## [Exercise directions]
Go through the entries below and copy each line that holds the word "caption".

## [Excerpted records]
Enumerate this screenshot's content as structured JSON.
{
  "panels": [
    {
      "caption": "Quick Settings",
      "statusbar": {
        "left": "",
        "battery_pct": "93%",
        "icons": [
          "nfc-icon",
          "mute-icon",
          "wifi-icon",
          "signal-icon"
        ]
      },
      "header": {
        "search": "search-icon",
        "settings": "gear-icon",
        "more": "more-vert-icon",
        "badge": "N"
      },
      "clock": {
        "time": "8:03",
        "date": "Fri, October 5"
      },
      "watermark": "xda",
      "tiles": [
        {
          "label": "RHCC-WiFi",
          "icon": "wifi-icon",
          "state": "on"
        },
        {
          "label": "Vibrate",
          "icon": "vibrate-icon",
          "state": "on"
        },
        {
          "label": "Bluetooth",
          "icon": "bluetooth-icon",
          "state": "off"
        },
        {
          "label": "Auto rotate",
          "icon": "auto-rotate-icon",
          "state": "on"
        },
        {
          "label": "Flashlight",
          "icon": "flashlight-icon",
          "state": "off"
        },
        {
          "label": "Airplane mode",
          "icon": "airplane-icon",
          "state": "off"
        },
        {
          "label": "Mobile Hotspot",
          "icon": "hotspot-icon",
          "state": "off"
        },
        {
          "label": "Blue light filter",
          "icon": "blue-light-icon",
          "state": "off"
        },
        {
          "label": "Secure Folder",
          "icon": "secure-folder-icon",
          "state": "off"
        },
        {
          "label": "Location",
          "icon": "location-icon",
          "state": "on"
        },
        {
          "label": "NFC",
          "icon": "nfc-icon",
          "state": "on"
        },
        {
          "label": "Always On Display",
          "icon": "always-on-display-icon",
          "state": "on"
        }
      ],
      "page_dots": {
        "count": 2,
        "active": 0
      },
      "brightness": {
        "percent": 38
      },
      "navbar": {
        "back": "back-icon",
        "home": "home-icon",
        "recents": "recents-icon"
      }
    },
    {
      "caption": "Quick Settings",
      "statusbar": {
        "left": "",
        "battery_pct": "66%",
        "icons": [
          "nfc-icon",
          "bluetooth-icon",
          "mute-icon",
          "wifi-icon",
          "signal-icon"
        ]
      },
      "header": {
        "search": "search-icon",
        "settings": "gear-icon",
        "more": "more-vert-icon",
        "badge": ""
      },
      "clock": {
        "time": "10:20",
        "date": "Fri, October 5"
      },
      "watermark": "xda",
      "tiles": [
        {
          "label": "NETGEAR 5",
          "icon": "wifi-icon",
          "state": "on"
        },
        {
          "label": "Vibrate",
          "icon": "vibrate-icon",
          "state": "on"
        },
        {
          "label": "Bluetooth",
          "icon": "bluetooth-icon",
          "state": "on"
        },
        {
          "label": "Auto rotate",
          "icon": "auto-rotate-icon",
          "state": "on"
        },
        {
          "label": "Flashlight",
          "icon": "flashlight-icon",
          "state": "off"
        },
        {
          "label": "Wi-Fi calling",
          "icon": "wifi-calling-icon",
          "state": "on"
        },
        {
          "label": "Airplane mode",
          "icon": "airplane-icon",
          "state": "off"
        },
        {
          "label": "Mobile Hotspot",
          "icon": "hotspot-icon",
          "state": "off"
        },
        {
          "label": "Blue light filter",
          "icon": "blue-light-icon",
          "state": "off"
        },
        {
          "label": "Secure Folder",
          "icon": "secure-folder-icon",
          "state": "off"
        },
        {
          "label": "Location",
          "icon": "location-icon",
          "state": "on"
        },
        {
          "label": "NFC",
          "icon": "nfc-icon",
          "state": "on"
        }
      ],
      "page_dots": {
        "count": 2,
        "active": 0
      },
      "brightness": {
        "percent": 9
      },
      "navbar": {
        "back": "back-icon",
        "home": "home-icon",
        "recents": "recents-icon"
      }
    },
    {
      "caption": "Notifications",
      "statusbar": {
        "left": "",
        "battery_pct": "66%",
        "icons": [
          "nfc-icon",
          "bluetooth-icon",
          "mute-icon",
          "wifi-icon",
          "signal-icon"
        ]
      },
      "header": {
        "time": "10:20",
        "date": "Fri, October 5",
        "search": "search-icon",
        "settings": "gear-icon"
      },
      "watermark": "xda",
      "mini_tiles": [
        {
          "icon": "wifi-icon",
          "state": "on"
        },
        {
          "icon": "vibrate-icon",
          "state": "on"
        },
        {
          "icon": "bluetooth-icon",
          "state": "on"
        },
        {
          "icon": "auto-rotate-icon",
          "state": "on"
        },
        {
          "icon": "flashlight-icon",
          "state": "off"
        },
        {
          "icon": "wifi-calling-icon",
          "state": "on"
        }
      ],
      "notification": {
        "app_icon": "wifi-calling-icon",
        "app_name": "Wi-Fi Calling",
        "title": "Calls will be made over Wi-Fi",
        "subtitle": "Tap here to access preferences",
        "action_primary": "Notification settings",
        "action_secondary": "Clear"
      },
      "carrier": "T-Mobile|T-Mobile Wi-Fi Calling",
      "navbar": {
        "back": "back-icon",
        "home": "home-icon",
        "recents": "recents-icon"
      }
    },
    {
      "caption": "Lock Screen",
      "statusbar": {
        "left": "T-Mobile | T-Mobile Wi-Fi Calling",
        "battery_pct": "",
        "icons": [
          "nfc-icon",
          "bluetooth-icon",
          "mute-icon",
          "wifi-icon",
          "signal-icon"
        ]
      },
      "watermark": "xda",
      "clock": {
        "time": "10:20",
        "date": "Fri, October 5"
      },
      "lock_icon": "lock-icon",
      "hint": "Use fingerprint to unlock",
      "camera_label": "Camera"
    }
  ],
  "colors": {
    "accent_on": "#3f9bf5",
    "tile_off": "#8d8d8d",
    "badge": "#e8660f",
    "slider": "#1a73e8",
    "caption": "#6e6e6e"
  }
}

## [Exercise response]
      "caption": "Quick Settings",
      "caption": "Quick Settings",
      "caption": "Notifications",
      "caption": "Lock Screen",
    "caption": "#6e6e6e"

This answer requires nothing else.